Your objective »
Only the lines holding "likes" are wanted; find them in the listing and return each one.
**** Records provided
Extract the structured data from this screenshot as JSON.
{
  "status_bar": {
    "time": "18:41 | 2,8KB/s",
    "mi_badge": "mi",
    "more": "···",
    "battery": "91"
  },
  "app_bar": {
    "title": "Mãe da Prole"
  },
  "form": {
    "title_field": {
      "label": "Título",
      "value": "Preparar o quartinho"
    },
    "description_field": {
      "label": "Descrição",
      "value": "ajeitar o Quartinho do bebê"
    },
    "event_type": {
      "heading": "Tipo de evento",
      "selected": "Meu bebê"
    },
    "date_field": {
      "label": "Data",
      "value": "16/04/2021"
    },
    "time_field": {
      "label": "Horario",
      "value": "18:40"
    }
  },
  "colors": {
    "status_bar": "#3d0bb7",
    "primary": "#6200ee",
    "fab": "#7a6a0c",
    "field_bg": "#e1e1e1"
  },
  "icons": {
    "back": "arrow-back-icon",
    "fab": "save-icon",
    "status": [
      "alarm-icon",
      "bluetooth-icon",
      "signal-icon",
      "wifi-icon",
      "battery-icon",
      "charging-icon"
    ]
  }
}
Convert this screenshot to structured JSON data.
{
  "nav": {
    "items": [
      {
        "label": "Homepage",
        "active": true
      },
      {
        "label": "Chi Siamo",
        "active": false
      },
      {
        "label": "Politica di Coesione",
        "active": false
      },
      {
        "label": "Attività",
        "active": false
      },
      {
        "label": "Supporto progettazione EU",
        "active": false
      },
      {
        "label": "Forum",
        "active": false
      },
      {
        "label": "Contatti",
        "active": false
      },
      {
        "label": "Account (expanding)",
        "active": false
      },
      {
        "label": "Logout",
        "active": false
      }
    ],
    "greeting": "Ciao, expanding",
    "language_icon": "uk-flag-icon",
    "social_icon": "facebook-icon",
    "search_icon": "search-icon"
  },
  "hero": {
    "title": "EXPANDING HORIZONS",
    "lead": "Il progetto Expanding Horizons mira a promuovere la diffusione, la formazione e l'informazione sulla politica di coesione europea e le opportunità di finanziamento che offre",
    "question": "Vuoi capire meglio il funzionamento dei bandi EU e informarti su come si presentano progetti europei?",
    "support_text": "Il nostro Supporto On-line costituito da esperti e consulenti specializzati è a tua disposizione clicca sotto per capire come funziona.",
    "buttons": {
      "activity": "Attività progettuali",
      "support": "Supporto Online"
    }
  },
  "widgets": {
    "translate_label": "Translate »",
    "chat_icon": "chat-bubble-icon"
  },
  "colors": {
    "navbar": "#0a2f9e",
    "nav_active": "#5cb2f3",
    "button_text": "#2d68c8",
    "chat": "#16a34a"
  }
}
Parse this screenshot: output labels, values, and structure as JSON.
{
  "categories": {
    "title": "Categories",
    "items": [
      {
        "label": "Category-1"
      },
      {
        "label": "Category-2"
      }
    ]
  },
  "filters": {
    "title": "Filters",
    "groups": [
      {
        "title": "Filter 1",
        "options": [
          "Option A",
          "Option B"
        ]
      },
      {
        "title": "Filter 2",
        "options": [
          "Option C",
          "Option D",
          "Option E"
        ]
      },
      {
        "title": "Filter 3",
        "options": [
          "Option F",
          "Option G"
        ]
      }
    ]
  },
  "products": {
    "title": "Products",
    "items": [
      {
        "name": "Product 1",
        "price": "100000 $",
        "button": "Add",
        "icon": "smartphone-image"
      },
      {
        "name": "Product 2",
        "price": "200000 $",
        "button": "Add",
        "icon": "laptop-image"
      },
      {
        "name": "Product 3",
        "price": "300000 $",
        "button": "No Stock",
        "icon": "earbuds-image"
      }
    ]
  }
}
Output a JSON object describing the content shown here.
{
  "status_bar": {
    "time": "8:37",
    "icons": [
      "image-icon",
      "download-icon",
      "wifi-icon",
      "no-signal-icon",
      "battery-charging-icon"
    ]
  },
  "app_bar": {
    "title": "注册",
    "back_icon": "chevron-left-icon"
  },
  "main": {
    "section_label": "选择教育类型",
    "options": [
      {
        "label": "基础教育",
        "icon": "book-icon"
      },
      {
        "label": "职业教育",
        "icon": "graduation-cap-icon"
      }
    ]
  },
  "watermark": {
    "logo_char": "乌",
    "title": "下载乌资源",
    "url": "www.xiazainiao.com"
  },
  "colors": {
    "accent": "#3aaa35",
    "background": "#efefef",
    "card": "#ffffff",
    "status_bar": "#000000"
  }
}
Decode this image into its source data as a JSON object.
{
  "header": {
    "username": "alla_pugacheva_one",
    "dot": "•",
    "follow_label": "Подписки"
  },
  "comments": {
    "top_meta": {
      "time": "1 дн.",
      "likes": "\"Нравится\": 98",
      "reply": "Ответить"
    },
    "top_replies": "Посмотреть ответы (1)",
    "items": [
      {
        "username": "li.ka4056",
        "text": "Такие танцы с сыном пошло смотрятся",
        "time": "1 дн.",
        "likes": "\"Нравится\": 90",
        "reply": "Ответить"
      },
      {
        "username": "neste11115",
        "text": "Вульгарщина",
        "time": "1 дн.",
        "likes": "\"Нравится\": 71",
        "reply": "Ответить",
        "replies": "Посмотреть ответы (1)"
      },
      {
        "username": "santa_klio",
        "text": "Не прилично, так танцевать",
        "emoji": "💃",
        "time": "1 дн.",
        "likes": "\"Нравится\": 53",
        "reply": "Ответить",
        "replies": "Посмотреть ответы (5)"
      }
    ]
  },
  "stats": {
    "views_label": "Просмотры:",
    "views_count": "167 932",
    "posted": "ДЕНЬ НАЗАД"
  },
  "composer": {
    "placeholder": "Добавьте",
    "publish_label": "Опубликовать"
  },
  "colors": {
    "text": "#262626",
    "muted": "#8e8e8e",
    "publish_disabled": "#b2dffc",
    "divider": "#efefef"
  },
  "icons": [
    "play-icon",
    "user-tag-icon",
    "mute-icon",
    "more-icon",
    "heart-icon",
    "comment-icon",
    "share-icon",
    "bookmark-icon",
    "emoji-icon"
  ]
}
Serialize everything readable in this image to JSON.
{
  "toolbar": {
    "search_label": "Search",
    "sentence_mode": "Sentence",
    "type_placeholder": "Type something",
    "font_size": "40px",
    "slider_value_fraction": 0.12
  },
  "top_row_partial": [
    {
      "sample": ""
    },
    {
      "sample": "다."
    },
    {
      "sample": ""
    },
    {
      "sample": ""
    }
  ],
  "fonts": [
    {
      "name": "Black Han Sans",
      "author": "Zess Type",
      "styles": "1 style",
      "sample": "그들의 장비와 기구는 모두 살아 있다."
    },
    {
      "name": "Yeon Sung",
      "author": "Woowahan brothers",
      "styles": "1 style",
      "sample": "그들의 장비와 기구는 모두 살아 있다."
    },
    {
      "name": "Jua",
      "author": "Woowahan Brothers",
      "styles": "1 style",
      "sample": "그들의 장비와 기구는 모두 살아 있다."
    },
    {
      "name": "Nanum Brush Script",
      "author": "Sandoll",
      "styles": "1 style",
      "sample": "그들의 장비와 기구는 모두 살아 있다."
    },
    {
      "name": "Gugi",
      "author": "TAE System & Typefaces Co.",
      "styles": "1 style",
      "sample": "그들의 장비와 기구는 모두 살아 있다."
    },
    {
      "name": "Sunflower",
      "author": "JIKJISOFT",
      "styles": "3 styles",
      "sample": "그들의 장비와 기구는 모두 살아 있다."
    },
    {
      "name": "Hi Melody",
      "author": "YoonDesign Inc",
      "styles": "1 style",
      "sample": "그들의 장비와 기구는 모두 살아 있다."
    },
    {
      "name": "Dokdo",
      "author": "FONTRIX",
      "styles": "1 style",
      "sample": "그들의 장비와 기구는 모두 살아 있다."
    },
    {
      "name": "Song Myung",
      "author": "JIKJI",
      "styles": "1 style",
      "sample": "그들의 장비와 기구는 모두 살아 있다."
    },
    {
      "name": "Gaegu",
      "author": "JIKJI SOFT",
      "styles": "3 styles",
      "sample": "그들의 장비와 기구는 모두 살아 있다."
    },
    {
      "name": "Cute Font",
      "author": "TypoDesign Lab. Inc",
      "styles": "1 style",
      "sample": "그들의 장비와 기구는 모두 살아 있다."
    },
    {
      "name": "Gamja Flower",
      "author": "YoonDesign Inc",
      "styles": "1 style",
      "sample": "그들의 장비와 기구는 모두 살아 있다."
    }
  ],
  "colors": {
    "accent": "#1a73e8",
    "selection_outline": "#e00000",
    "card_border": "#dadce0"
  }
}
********
Solution to the problem »
      "likes": "\"Нравится\": 98",
        "likes": "\"Нравится\": 90",
        "likes": "\"Нравится\": 71",
        "likes": "\"Нравится\": 53",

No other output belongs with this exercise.